The 2013 back-to-school season is lackluster at best for retailers. Based on my work with Millennials and my agency's research, here are eight reasons why the season is such a disaster.
1. There is no new trend. Last year, it was all about tablets, convertible notebooks, and all things tech, but there is nothing new or exciting this season. Millennials and their moms are totally bored, and recent stock plummets by major teen players like American Eagle Outfitters, Abercrombie & Fitch, and Aeropostale indicate that retail stores are not the place to be this season.
2. Millennials are having a better time online. In a recent Buzz Marketing Group study with tweens, we found that Amazon and Ebay ranked as their #1 and #2 favorite retailers. What does it say when these younger Millennials prefer to buy used goods rather than shop at their local A&F?
3. There is no true value proposition. Millennials are looking for inspiration, not just another product. That is precisely why brands like Warby Parker and TOMS are winning out over the once-popular brands, such as American Eagle Outfitters and Keds. While the former offers a promise and an experience (in addition, of course, to quality), the latter just provides more closet-stuffers.
4. There is no real reason to buy anything during this "season." Sure, there might be a couple of nice new outfits or pretty gadgets out there - but Millennials are used to getting what they want when they want it. They don't just stay put until the back-to-school "season" starts. As always, Generation Y curates its own personal brand at its own pace, so do not expect these individuals to just wait around for retailers to announce a big call to action to purchase.
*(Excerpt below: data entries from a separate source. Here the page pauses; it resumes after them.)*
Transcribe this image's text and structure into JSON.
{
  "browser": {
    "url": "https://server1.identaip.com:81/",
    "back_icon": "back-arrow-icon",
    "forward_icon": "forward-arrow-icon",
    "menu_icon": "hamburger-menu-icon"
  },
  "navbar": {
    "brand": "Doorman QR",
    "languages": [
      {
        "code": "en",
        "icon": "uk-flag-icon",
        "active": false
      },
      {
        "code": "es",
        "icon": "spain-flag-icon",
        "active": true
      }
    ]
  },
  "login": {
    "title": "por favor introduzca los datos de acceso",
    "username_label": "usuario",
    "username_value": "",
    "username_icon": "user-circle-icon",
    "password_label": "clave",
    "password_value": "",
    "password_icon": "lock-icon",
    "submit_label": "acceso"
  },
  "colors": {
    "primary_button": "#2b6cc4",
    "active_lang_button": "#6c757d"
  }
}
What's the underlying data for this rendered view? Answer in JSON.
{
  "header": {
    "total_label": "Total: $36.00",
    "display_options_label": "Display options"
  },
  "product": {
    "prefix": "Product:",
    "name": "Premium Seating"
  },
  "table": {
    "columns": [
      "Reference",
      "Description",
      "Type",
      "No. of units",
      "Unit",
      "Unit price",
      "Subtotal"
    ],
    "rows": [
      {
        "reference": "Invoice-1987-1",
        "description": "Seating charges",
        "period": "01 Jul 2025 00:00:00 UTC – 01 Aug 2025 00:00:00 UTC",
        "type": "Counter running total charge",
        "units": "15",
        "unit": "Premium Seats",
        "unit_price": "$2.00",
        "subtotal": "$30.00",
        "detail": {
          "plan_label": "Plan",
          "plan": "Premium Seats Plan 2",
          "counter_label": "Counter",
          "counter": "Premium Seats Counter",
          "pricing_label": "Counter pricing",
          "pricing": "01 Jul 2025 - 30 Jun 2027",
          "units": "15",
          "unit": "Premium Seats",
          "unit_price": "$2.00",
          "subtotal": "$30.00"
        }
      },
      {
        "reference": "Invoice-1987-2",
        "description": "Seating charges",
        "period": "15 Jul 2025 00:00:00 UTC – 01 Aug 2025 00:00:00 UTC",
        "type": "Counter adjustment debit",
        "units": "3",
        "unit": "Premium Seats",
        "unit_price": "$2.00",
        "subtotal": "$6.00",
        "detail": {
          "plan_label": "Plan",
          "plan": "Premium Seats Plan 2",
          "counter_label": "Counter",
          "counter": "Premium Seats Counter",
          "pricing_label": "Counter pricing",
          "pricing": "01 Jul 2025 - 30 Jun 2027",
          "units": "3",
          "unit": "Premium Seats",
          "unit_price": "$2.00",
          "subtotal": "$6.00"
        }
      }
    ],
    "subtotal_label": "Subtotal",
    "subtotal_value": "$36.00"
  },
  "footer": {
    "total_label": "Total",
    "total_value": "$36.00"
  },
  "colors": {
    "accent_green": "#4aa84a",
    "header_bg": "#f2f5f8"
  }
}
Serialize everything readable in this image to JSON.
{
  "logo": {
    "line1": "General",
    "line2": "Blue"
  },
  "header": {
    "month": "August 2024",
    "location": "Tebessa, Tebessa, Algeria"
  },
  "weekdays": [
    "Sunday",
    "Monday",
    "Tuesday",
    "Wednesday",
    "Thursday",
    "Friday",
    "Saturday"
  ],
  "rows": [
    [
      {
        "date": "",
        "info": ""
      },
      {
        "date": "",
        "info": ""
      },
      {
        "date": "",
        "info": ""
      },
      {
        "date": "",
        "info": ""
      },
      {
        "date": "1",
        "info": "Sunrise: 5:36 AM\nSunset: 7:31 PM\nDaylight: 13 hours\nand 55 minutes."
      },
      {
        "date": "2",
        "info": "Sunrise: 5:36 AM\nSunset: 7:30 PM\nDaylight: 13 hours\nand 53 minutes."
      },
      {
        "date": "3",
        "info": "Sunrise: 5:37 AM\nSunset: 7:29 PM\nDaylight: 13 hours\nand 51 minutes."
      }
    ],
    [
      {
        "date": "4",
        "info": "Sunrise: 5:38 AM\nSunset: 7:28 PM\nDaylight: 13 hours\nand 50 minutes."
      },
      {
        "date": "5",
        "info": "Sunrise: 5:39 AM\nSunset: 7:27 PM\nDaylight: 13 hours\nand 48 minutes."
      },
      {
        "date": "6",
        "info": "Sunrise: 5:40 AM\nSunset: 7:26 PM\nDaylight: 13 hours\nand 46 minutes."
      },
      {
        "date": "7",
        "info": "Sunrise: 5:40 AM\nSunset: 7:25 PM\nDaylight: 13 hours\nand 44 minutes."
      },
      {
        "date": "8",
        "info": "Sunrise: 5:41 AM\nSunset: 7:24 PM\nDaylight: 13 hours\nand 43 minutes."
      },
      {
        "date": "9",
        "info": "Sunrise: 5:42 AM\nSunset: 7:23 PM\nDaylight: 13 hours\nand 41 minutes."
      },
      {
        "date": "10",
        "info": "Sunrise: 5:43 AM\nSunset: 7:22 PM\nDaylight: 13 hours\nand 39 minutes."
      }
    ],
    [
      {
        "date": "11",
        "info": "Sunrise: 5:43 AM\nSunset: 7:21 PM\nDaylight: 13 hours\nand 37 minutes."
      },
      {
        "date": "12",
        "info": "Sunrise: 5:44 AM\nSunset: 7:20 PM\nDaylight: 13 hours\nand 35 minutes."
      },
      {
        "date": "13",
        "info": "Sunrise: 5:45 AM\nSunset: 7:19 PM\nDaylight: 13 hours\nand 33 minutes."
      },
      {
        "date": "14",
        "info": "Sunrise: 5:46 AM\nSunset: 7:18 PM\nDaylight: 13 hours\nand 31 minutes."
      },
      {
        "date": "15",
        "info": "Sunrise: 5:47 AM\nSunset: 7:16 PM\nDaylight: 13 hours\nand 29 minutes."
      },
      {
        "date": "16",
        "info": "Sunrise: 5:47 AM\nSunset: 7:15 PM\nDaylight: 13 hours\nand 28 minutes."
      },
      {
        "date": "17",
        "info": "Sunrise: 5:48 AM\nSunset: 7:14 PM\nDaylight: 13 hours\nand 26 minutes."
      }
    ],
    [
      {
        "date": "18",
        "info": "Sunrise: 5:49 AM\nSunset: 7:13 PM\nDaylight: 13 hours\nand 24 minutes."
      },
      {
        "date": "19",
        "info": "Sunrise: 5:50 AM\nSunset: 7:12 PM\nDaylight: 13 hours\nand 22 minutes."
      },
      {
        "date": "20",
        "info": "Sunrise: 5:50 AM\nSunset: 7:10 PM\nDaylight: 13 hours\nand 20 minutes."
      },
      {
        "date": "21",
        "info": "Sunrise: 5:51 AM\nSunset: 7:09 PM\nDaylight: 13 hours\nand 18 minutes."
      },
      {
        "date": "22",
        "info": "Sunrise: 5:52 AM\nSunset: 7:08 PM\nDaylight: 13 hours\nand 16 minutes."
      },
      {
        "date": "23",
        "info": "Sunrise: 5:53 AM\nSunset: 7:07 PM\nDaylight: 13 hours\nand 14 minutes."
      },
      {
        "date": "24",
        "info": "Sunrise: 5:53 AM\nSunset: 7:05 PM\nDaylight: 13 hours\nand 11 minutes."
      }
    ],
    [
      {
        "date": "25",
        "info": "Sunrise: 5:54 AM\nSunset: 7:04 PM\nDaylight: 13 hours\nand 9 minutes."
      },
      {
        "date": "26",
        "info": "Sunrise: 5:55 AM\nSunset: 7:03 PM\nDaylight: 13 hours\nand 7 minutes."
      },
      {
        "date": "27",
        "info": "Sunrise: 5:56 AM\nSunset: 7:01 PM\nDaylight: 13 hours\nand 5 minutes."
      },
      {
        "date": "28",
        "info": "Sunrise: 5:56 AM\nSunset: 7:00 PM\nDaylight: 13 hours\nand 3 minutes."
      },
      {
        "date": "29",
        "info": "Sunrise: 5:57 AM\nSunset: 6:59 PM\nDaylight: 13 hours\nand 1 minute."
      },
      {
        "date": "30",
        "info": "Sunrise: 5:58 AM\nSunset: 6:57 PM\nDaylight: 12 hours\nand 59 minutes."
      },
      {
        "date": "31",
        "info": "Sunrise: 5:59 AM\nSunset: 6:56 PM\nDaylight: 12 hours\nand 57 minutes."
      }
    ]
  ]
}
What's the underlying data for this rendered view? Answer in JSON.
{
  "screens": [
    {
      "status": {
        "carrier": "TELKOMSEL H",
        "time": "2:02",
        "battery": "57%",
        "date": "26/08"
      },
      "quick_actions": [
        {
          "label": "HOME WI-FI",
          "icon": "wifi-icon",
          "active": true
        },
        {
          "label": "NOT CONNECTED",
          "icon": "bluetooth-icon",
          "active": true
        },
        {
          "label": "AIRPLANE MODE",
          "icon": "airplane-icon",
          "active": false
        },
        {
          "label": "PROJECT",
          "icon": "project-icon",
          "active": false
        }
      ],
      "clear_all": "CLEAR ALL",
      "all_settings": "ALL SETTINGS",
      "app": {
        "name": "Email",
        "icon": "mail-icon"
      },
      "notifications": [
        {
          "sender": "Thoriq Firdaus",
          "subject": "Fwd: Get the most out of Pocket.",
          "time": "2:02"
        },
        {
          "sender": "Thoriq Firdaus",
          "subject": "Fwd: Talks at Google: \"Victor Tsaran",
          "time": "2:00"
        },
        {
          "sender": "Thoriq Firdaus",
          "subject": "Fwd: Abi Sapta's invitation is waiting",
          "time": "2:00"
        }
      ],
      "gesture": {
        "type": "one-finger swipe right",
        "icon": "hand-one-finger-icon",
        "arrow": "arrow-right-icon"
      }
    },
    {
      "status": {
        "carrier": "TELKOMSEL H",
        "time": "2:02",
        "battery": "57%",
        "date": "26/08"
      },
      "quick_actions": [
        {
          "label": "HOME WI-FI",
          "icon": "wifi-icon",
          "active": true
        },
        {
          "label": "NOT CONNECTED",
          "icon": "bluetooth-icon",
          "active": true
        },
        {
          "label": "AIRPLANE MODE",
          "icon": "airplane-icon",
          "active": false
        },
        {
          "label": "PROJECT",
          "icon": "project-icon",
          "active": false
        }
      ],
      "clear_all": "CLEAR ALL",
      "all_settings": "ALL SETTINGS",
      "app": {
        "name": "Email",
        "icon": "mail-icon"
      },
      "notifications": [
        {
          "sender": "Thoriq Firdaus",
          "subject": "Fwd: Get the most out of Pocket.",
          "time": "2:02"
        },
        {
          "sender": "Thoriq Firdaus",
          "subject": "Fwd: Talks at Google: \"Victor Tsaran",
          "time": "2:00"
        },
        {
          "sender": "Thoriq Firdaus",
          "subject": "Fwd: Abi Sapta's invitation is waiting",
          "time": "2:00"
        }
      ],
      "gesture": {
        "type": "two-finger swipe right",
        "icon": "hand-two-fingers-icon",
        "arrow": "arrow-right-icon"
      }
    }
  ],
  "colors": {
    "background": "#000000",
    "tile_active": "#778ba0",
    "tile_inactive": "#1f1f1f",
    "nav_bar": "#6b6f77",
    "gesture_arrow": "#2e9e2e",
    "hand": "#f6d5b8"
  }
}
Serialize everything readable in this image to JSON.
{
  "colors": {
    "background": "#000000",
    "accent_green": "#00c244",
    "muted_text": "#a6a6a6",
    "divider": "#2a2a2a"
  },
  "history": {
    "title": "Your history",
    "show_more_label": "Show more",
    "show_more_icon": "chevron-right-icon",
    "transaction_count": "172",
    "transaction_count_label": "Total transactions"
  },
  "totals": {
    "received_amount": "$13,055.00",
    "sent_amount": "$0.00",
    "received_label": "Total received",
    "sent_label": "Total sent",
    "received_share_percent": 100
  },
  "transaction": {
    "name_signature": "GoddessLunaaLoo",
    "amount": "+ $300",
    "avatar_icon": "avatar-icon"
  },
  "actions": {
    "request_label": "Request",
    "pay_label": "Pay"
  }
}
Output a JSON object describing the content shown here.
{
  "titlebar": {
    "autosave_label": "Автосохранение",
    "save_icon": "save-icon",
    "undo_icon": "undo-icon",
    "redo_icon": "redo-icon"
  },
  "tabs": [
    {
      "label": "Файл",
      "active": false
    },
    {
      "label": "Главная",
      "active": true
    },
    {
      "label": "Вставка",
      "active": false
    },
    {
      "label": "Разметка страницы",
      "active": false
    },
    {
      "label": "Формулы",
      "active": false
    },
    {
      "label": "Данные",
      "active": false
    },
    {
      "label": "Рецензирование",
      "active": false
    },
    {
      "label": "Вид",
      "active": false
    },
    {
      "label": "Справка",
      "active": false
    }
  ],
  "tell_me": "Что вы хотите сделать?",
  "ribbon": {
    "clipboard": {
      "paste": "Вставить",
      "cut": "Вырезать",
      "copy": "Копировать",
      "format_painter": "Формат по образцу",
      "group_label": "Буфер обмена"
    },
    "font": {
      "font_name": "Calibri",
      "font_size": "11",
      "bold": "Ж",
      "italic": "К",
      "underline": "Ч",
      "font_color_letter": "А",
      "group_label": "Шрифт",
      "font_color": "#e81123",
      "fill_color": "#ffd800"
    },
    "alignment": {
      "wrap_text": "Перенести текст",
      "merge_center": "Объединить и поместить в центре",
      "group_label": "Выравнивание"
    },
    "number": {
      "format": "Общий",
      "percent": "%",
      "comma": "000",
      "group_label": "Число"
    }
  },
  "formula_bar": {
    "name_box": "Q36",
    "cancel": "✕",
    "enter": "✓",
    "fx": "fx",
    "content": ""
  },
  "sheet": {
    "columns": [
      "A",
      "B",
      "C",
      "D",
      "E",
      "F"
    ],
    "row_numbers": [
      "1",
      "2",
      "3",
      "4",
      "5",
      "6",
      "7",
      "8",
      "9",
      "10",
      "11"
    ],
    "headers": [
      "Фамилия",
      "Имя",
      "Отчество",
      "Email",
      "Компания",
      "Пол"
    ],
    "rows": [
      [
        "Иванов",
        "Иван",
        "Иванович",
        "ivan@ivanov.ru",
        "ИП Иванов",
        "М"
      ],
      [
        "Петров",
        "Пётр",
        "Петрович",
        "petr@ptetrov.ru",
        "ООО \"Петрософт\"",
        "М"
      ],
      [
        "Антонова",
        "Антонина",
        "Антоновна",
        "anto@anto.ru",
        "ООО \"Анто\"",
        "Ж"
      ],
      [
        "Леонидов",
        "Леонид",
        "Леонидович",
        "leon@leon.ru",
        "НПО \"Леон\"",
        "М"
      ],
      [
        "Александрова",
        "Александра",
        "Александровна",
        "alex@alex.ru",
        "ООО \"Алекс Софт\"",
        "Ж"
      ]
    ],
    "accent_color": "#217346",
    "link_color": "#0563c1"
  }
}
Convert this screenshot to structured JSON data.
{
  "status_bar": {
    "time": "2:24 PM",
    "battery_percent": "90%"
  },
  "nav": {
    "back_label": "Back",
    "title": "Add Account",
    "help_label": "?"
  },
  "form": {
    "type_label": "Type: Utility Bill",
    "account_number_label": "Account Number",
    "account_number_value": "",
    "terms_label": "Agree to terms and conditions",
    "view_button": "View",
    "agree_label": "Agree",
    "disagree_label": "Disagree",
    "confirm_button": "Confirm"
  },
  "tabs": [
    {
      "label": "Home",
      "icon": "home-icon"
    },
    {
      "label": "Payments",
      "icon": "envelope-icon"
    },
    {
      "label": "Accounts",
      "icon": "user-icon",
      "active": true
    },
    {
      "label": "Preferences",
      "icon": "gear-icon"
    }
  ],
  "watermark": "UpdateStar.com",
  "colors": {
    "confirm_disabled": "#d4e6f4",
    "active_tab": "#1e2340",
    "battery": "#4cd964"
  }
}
5. Millennials are Global Mobiles, and Americana is just not resonating. Sorry to break it to you, but jeans and polo shirts are just not hot anymore. Mix it up, for goodness sakes! J. Crew shot a recent catalog in Africa for that specific reason. The brand showed us that it could take a fresh take on the season. With a catalog launch on Pinterest (which was the first of its kind) and a well-curated product line up that not only includes their traditional jeans and flats but also features Nars lip pencils and vintage Nikes, J. Crew is at least attempting to understand its audience.
6. There are no interesting digital integrations. Our studies -- as well as every other study done on the matter -- show that Millennials spend a huge chunk of their time online... so brands should have utilized online platforms to reach out to this key demographic. Instead, we are presented with huge September issues that are even thicker than in seasons past. Why? It makes no sense. This should have been the season of the most complex Pinterest integrations ever. Period.
7. Today's economy has created a generation that is wiser about its spending habits. Due to the current state of the economy and job market, Millennials are not exactly rolling in dough. Although this generation is incredibly smart and skillful, is still difficult for them to find jobs and develop careers especially when they are competing with older workers. As a result, Generation Y is willing to spend and purchase, but only on the items and experiences that they deem to be completely worth it - and retailers have simply failed to provide these Millennials with what they are looking for.
8. For a generation wired for conscious consumption, there were too few social partnerships. With brands such as FEED and Warby Parker, Millennials know where exactly their money is going. These companies are intent on giving back rather than simply raking in profits -- so Generation Y can give and get at the same time. Moreover, such companies are incredibly upfront about their plans and the impact of their donations and actions, thus gaining the trust and loyalty of this socially conscious generation. The problem is that only a few companies display such generosity and transparency, and no one else has realized this goldmine of opportunity.
Here's hoping Millennial retailers take note and respond accordingly for Holiday 2013.